The Art History Program


The Art History program is designed to provide students a challenging environment to study great works of art and architecture primarily within the Western tradition. Students are also given the opportunity to incorporate courses on the art and architecture of Asia.

The foundation course is AH 103A Art of the Western World where emphasis is placed on broadly evaluating art in terms of style, purpose, subject matter, and historical context. Students develop a comprehensive understanding of the history of art, build their art historical vocabulary, and become proficient in the basic skills of formal analysis. With this base of knowledge, students then progress into any of the specialized studies of art and architecture. These advanced courses are especially designed to hone students' written and spoken analytical and comparative skills, and to engage them in thorough investigations of major movements and styles of art as well as the numerous historical, political, religious, social, economic, psychological, and/or environmental forces that shaped them.

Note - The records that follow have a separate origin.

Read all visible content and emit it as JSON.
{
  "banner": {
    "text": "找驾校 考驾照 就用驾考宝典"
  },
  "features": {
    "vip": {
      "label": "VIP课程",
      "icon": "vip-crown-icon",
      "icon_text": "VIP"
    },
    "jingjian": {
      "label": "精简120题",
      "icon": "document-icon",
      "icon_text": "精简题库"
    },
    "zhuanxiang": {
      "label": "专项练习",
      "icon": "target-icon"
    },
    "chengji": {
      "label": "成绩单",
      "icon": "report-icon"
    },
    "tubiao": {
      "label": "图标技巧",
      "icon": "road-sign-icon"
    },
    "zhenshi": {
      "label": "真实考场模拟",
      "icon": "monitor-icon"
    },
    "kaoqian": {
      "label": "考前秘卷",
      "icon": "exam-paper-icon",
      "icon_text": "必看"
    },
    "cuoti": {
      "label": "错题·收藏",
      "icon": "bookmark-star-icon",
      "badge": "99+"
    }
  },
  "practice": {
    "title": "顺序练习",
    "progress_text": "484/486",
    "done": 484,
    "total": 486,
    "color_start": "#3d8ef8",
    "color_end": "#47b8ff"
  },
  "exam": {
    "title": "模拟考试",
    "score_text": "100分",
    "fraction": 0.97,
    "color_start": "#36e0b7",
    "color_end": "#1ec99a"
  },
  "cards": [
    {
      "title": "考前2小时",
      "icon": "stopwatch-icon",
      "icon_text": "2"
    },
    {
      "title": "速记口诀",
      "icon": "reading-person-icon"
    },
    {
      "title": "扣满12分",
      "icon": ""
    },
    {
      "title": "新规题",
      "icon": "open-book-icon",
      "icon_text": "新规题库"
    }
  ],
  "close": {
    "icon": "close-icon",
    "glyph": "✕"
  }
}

Students may earn a minor in art history. The minor requires successful completion of Art of the Western World and five additional approved art history (AH) courses, only two of which may be at the 200 level. Coursework in art history taken overseas or at other institutions may also qualify but is subject to the approval of discipline faculty.

AH 103A: Art of the Western World
Introductory course covering the major periods of western art history from its inception to the present-day. Discussion of major works from each era provides information about the cultures and highlights achievements of outstanding artists.

AH 203A: Arts of the Silk Road
A survey of the arts and material culture of the golden age of the Silk Road caravan trade between China, India, and Persia. Emphasis is placed on Chinese arts, especially through Buddhist painting and sculpture.

AH 208A: History of Architecture
Introductory survey of architectural history from prehistory to today. Though emphasis is placed on the history of built forms from the West, comparisons will be made to architectural monuments from other areas of the globe.

AH 209A: Ancient Art
A global survey of ancient art including prehistoric art and the art of Mesopotamia, the Aegean, Greece, Etruria, Rome, Egypt, China, Japan, Southeast Asia, Korea, Islam, Africa, and the Americas.

AH 221A: Art of Japan
Major epochs of Japanese art history from its beginnings in the Jomon period to today. Discussion of major works from each era provides information about Japanese culture and highlights achievements of outstanding artists.

AH 317: American Art
This course is primarily an in-depth study of American painting from its genesis to the present though major monuments in sculpture and architecture are also highlighted. Prerequisite: AH 103A.

AH 319: Nineteenth-Century Art
Study of nineteenth-century painting and sculpture focusing primarily on France. Artistic achievements of countries such as England, Germany, Italy, and the United States are also examined. Prerequisite: AH 103A.

AH 320: Twentieth-Century Art
This course covers major developments in the visual arts from 1900 to the end of the twentieth century with a focus on modernism and postmodernism in the United States and Europe. Prerequisite: AH 103A.

AH 321: Topics in Contemporary Art
This course addresses recent global developments in art from 1980 to the present; focus on particular artists, works, and movements will vary. Prerequisite: AH 103A.

AH 322: History of Photography
This course is an overview of the history of photography from the nineteenth century up to today. Prerequisite: AH 103A or AR 229A.

Galleries open Mon - Fri, 10 a.m. - 5 p.m.

Print by Eric Avery

Eric Avery: Art, Medicine, and Human Rights

Prints from the Collection of Dr. Jane Petro '68
January 11- February 16
Cobb Gallery

Hodgell print

Hodgell Abroad

Dacca, Hong Kong and London, 1961-1971
January 29 – March 5
Nielsen Center Frances Cady Elliott Gallery

Sculpture by Jason Hackenwerth

Jason Hackenwerth: Levitant

A Balloon Sculpture
February 9 – March 16
Nielsen Center Main Gallery

silver print and red thread

Student Works: 1964-2017

Selections from the Permanent Collection
February 25 – April 20
Cobb Gallery
Gallery Hours Monday – Friday, 10:30 a.m. – 4:30 p.m.

Sophomore Show

Visual Arts Portfolio Exhibition
April 1 - 6
Cobb Gallery
Opening Reception Sunday, April 1, 4 – 6pm

Visual & Interdisciplinary Arts
Senior Thesis Exhibitions

March 11 - 16 Keeli Armitage
March 25 - 30 TBA
April 1 - 6 Rachael MacDonald
April 8 - 13 Nadya Lyapunova
April 15 - 20 Sorella Andersen
April 22 - 27 Maddee Dailey
April 29 - May 4 Zoe Turtle
May 6 - 10 Nick Schulz

April 28 Kaity Hamill, Bininger Theatre - Time TBA
Opening Receptions Sundays, 3 - 5 p.m.
Nielsen Center Frances Cady Elliott Gallery

digital graphics

Telling Stories

Works from the Permanent Collection
Co-sponsored by the Center for Spiritual Life
March 25 – May 4
Nielsen Center Main Gallery


The Eckerd Review

The Exhibition
May 7 – 11
Cobb Gallery